[Problem to work on]
Scan the listing below. Return every line containing the string "color".

[Data for the task]
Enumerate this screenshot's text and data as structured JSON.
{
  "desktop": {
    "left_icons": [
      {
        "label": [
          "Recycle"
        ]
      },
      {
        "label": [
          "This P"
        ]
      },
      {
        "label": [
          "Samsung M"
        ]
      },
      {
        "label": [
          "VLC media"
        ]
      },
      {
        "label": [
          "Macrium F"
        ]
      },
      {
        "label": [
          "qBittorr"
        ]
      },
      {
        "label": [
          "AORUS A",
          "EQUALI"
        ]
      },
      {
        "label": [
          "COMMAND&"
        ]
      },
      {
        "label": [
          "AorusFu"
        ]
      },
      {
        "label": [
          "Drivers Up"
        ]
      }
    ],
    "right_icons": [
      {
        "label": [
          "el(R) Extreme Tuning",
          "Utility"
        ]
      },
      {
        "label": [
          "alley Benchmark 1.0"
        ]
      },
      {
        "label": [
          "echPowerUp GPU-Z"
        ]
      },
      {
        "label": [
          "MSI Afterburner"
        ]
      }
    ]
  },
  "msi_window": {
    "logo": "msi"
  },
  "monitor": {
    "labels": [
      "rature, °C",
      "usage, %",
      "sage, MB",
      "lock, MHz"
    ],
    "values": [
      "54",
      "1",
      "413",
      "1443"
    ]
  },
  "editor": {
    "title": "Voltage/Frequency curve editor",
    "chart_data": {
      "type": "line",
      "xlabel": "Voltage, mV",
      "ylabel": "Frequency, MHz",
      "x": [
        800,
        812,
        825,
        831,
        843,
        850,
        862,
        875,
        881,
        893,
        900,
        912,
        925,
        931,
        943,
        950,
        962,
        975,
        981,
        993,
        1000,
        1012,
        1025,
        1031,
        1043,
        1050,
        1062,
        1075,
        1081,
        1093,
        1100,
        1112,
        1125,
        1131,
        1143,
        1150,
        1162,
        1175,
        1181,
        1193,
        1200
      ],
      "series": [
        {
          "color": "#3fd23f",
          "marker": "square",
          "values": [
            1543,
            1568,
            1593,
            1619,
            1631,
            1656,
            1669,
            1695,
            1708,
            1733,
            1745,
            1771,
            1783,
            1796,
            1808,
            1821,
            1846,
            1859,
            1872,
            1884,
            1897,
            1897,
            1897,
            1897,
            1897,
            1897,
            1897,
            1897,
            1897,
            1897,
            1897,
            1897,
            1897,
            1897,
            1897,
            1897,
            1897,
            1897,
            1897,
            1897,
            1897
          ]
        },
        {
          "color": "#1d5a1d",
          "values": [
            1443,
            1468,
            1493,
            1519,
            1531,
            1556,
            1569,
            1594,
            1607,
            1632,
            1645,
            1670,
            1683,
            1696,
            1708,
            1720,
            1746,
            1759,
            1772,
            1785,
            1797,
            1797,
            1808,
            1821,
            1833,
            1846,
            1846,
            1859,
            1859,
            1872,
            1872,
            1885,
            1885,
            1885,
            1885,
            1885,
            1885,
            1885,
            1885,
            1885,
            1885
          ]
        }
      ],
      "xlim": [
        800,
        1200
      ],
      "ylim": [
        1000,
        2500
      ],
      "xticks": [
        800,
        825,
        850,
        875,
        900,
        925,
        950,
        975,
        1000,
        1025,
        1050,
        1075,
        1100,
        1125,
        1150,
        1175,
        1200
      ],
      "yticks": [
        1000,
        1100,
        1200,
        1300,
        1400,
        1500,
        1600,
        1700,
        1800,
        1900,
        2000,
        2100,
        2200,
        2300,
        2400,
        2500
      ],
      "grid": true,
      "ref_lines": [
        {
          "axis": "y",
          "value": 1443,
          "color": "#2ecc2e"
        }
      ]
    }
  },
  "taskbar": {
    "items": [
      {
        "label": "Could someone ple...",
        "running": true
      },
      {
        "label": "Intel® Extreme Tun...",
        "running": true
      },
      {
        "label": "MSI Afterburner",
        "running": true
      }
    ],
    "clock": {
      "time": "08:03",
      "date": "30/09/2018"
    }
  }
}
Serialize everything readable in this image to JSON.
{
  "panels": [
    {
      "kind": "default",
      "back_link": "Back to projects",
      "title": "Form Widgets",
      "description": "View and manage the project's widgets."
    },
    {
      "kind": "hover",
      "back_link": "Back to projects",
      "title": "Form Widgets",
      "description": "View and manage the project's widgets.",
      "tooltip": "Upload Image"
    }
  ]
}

[Output]
          "color": "#3fd23f",
          "color": "#1d5a1d",
          "color": "#2ecc2e"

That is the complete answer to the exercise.